When the Buckskin Fire Department responded to the fire Sept. 23 in Hillcrest Bay, they found themselves facing problems that made fighting the fire more difficult. These included narrow streets, structures that were placed close together, and strong winds. They also faced another problem: an inadequate water supply. Hillcrest Bay does not have any fire hydrants.
The firefighters had to fill a pair of water tenders at a fire hydrant at Havasu Springs Resort and truck it to Hillcrest Bay. Buckskin Fire Chief Troy Maloney said this takes time and diverts personnel away from actually trying to put the fire out.
Maloney said Hillcrest Bay is not unusual for upriver developments. He said they are very few hydrants within their district. He said this is because the Arizona Corporation Commission does not require private water companies to install enough flow for fire protection.
This problem isn’t limited to the upriver area or even the State of Arizona. This is a problem for developments in rural areas all across the nation, Maloney said.
In 2011, the Tucson Local Media website reported on developments near that city that did not have hydrants. They said many neighborhoods in unincorporated areas developed in the 1960s, ‘70s and even the ‘80s don't have hydrants, and they often don’t even have underground water lines wide enough to support the hydrants, making them much more expensive to install.
“The problem is rural areas just don’t have enough tax revenue to provide a lot of services,” Maloney said.
Maloney said fire departments use a mathematical formula to determine how much water and manpower they will need to fight a fire. As an example, he said it takes 10,000 to 15,000 gallons to put out a fire in a single-wide home. He said this means they often don’t have enough water to put a fire out.
“If we can’t provide enough water to put it out, we try to stop it from spreading,” he said.
Another problem facing small fire departments is a lack of personnel. Maloney said the recommended number of firefighters on a residential fire is 12. He said BFD often can’t get that many people to a fire.

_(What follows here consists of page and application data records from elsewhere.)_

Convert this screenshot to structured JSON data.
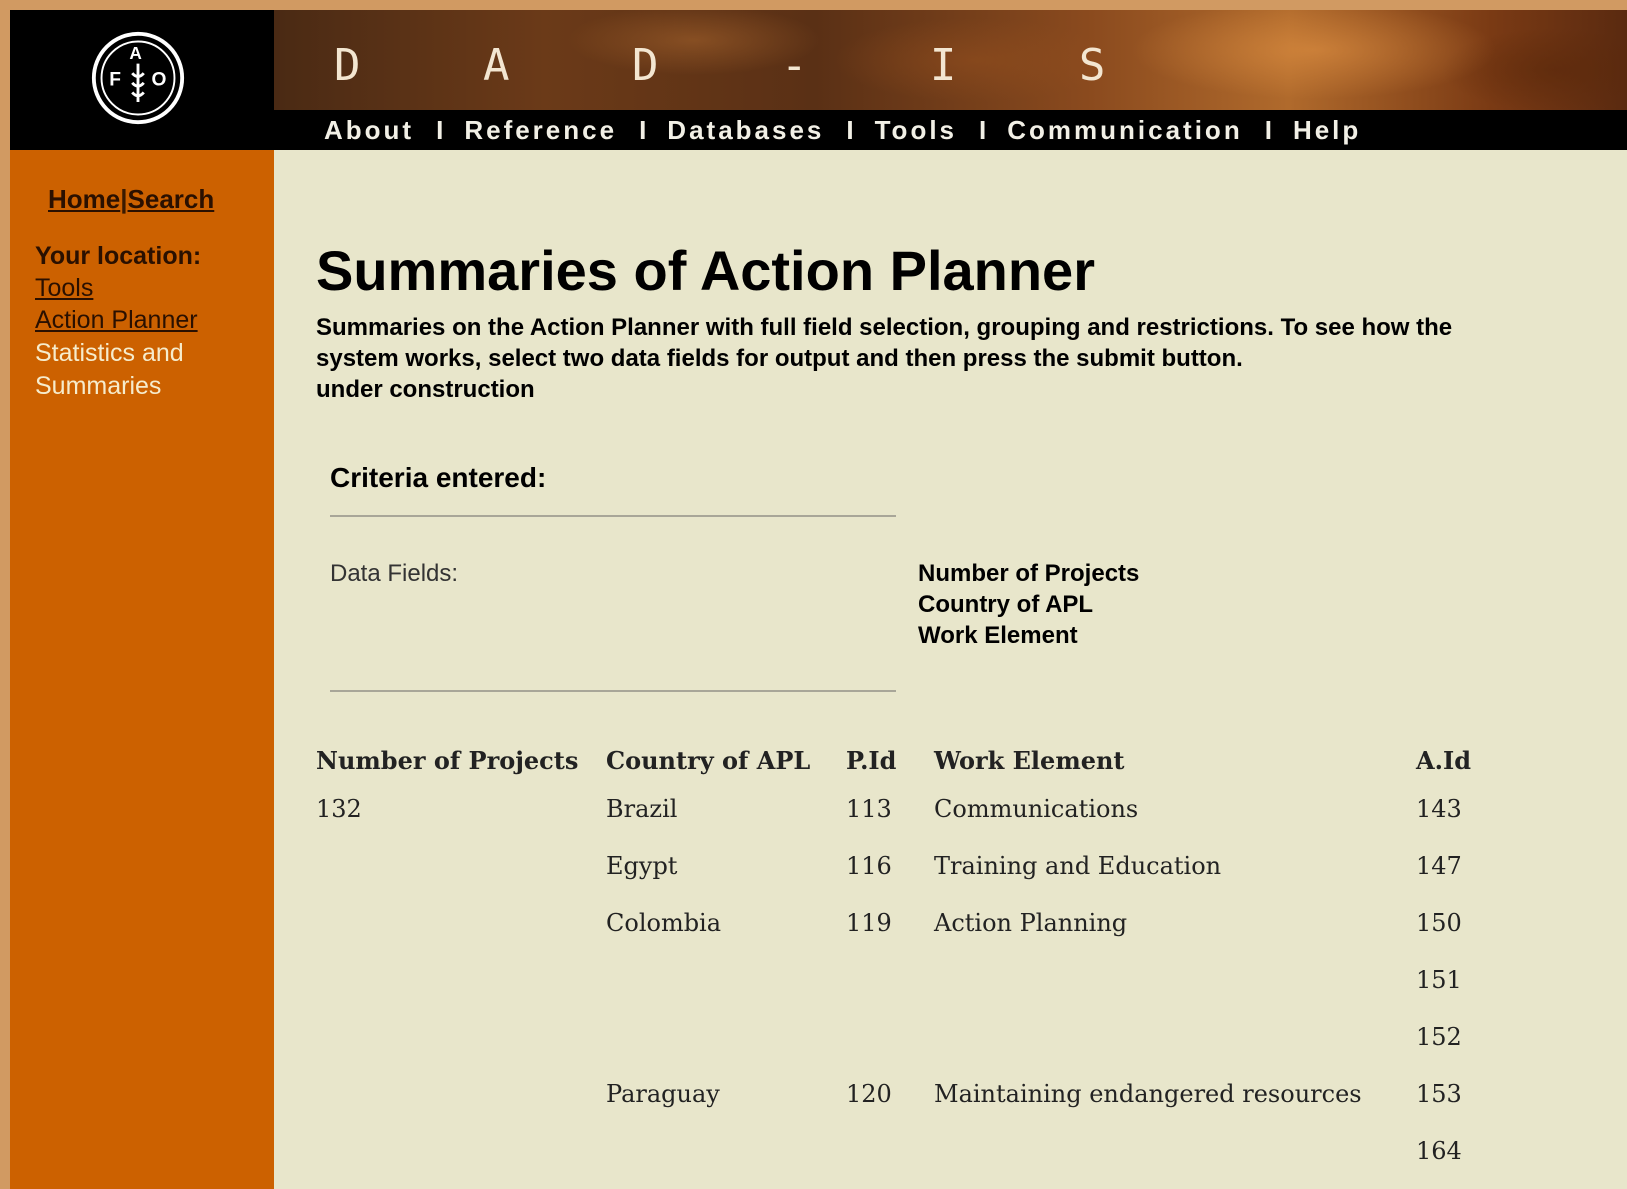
{
  "header": {
    "site_title": "D A D - I S",
    "nav": [
      {
        "label": "About"
      },
      {
        "label": "Reference"
      },
      {
        "label": "Databases"
      },
      {
        "label": "Tools"
      },
      {
        "label": "Communication"
      },
      {
        "label": "Help"
      }
    ],
    "separator": "I"
  },
  "sidebar": {
    "home_link": "Home",
    "search_link": "Search",
    "link_separator": "|",
    "location_label": "Your location:",
    "breadcrumbs": [
      "Tools",
      "Action Planner"
    ],
    "current_location": "Statistics and Summaries"
  },
  "main": {
    "title": "Summaries of Action Planner",
    "intro_line1": "Summaries on the Action Planner with full field selection, grouping and restrictions. To see how the system works, select two data fields for output and then press the submit button.",
    "intro_line2": "under construction",
    "criteria_heading": "Criteria entered:",
    "data_fields_label": "Data Fields:",
    "data_fields": [
      "Number of Projects",
      "Country of APL",
      "Work Element"
    ]
  },
  "table": {
    "headers": [
      "Number of Projects",
      "Country of APL",
      "P.Id",
      "Work Element",
      "A.Id"
    ],
    "rows": [
      [
        "132",
        "Brazil",
        "113",
        "Communications",
        "143"
      ],
      [
        "",
        "Egypt",
        "116",
        "Training and Education",
        "147"
      ],
      [
        "",
        "Colombia",
        "119",
        "Action Planning",
        "150"
      ],
      [
        "",
        "",
        "",
        "",
        "151"
      ],
      [
        "",
        "",
        "",
        "",
        "152"
      ],
      [
        "",
        "Paraguay",
        "120",
        "Maintaining endangered resources",
        "153"
      ],
      [
        "",
        "",
        "",
        "",
        "164"
      ]
    ]
  },
  "colors": {
    "sidebar": "#cc6100",
    "content_bg": "#e8e6cb",
    "header_bg": "#000000"
  },
  "icons": {
    "logo": "fao-logo-icon"
  }
}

“We had 18 people on the Hillcrest Bay fire, and we had people come from four different departments,” Maloney said. In addition to Buckskin, the other departments that responded included Parker, Lake Havasu City, and Desert Hills.
“There’s just not enough people to fight those fires,” Maloney said.
“It is true that the Commission does not require fire flow for the utilities that we regulate,” said Nicole Capone, a spokesperson for the Arizona Corporation Commission. “We instead defer to the local fire authorities who establish these requirements. Should there be such a requirement, then we would verify when analyzing rate requests if they have a system that is capable of meeting the local fire flow requirements. This is because it is best left to the local authorities to determine if a requirement is necessary and appropriate and if so what it should be.”
Capone continued: “If people want fire protection then we suggest they work with the local authorities to implement the appropriate requirements.”
Brad Boygin, Field Inspector for the Arizona State Fire Marshal’s Office, said residential developments fall under the local fire jurisdiction.
“Every community is a little different,” he said. “Every community has a different process.”
Boygin said every community must still follow the state fire code. He said this is the bare minimum. He said most new developments try to get water for fire protection built in.
Having an adequate water supply for fire protection and hydrants can lower fire insurance rates. Wessler Engineering reported in 2015 on their website that the Insurance Services Office, a private analytical company that provides consulting work for insurance companies, has established the Public Protection Classification program to help determine risks and costs for fire insurance.
The ISO rates every community on a scale from 1 to 10 on their PPC scale. A “1” is the best rating, meaning lower insurance rates. A “10” is the worst rating, meaning much higher insurance rates.
Wessler Engineering said a community can lower their PPC rating by installing and maintaining fire hydrants, and this will lower everyone’s insurance costs.
Some communities that didn’t have fire hydrants are acting on their own to have them installed. The community of Shadow Roc in Pima County lost homes in 2006 in a fire partly because the community had no fire hydrants. Since then, residents got together and agreed to pay $750 each to have them installed.
Maloney said it’s entirely up to local residents if they want to have fire hydrants in their developments. As for Hillcrest Bay, he said what they needed was a tank that held about 35,000 gallons.
This type of fire protection is a form of an insurance policy, Maloney said.
“How much do you want?” Maloney asked. “How much do you want to spend?”
Maloney said hydrants were something local residents should consider before the next major fire.
“You don’t want to wait until you need it to get it,” he said.